## What is expected
State only the number of lines below where the word "active" is found.

## Data shown
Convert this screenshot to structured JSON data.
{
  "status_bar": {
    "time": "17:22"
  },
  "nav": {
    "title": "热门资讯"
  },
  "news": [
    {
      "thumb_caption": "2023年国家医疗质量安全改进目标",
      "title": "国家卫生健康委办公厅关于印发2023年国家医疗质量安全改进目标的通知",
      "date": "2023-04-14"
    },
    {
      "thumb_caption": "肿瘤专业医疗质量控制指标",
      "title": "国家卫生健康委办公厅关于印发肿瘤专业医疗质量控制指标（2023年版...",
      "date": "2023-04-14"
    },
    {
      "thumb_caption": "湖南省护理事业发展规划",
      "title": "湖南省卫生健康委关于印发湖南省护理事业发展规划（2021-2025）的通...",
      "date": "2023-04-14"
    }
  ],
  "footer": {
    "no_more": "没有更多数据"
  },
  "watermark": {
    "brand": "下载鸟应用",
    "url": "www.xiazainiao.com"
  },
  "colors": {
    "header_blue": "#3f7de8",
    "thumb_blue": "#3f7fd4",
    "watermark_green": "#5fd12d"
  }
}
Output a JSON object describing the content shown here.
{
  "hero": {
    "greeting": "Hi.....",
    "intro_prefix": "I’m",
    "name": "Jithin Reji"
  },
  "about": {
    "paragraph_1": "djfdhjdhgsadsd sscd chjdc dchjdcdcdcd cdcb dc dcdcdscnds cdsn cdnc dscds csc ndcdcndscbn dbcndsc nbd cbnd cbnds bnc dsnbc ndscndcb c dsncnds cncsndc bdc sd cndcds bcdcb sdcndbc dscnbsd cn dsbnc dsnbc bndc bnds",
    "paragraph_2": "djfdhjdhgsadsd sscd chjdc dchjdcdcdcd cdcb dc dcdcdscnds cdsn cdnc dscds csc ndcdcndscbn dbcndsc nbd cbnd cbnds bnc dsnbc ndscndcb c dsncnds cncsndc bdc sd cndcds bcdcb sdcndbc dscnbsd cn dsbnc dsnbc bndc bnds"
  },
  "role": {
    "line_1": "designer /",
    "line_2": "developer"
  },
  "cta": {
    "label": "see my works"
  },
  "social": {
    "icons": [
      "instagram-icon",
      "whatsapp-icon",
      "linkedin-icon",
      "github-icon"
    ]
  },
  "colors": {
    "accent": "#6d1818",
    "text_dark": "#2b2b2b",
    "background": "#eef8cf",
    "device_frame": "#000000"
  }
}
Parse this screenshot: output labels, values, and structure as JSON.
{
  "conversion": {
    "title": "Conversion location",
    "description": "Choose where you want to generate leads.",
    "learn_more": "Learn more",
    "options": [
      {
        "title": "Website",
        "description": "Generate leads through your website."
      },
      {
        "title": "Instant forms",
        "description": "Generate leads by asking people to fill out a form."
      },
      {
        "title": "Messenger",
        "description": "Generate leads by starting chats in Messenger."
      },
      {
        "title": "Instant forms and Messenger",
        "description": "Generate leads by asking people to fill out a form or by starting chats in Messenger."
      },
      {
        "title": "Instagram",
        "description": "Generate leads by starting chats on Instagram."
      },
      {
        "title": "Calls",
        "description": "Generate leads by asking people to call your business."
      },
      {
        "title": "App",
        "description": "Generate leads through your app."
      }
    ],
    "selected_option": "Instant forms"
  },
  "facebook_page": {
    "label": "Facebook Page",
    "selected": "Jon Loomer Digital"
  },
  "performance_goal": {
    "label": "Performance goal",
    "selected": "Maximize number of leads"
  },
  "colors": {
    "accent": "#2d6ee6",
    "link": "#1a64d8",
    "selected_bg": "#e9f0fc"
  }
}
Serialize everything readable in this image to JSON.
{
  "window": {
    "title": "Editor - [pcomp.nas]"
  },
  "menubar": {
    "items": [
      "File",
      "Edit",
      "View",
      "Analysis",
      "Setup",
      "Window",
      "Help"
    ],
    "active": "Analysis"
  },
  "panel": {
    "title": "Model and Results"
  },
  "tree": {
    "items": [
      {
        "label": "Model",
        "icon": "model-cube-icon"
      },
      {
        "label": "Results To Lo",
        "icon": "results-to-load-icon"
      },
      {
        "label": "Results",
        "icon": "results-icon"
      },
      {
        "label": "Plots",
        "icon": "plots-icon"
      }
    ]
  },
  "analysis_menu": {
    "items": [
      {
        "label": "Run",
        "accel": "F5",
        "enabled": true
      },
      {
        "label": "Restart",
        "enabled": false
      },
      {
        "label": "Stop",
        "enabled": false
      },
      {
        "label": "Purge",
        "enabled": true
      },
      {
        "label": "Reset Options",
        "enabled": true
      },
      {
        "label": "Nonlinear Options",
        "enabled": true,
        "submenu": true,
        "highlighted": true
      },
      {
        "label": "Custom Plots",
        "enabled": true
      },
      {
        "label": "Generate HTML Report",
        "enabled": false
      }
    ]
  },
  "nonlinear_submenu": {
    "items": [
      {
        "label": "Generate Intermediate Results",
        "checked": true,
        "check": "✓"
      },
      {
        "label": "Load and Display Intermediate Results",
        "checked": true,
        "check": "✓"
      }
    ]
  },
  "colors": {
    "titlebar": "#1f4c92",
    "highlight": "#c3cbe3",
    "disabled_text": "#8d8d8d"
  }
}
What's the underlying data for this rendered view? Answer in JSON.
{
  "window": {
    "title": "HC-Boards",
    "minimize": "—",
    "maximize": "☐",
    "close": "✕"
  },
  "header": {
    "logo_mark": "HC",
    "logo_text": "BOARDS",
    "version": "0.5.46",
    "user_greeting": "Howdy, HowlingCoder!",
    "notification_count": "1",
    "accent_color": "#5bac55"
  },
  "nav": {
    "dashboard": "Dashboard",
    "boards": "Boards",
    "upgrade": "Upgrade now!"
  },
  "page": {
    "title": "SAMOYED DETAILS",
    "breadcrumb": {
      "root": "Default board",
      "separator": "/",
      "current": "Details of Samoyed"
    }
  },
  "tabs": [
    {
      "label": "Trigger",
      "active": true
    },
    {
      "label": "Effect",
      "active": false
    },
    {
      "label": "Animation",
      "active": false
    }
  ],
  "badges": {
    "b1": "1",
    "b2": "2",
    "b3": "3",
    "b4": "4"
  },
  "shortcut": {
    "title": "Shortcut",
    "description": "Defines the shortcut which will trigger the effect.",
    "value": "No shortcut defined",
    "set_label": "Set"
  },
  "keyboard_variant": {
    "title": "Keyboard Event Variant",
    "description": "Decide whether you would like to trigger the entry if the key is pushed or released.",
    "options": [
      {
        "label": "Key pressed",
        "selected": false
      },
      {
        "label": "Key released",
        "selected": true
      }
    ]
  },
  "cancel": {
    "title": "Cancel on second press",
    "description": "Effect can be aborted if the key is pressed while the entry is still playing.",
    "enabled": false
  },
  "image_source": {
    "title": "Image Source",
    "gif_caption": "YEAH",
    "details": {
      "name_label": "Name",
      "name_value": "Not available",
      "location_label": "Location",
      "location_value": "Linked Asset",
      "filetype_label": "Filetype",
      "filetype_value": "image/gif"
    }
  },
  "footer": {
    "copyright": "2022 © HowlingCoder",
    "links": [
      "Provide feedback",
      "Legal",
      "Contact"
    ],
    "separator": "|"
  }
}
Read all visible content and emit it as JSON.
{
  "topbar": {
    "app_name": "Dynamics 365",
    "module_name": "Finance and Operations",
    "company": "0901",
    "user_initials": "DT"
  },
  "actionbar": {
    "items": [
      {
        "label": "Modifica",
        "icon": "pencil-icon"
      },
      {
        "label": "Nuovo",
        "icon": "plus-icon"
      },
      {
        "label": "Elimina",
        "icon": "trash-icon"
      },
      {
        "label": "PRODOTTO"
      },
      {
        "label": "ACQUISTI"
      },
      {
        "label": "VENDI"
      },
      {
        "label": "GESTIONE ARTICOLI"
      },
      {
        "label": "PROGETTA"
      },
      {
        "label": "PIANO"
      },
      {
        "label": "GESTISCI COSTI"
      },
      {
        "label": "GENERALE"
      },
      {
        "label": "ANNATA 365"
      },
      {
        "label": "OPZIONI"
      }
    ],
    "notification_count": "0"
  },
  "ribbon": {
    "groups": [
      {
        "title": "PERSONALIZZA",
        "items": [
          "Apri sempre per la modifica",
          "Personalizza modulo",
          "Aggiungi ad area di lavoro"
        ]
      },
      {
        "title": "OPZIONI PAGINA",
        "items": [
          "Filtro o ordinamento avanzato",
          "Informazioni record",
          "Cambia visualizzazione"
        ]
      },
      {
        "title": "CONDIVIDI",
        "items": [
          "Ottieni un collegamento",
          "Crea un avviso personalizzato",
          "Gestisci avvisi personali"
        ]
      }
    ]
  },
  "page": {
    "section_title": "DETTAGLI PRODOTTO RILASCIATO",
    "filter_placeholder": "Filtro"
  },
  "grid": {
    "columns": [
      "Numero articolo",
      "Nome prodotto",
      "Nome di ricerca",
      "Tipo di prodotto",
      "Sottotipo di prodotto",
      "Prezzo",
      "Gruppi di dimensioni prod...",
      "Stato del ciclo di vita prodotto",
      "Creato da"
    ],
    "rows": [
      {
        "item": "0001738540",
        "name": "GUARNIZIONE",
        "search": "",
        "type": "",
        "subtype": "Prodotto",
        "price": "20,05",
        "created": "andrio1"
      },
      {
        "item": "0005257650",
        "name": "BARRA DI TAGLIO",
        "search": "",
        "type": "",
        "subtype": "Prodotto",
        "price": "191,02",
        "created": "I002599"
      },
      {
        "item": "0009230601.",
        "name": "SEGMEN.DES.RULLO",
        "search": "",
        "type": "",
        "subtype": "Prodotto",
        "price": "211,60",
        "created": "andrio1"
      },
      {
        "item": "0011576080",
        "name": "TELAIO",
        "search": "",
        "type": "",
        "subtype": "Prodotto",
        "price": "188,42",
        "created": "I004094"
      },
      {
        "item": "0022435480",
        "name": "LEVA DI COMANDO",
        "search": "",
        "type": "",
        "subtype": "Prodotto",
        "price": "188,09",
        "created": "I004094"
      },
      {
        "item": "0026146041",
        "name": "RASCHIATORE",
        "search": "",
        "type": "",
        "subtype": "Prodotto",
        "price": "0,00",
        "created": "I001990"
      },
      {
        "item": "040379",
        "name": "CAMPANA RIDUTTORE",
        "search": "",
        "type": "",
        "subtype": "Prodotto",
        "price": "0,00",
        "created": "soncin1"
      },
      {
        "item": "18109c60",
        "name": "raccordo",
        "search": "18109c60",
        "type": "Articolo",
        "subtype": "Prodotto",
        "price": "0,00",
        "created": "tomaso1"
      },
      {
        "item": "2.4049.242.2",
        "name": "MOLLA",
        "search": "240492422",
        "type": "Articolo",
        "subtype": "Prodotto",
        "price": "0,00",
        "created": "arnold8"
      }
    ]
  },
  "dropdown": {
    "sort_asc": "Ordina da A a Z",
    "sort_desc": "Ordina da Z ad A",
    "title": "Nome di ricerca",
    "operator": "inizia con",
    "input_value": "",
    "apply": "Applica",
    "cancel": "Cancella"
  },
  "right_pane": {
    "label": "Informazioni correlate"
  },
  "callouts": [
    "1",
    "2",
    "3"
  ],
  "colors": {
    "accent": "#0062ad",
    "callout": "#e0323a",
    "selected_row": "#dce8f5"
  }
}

## Answer to this exercise
4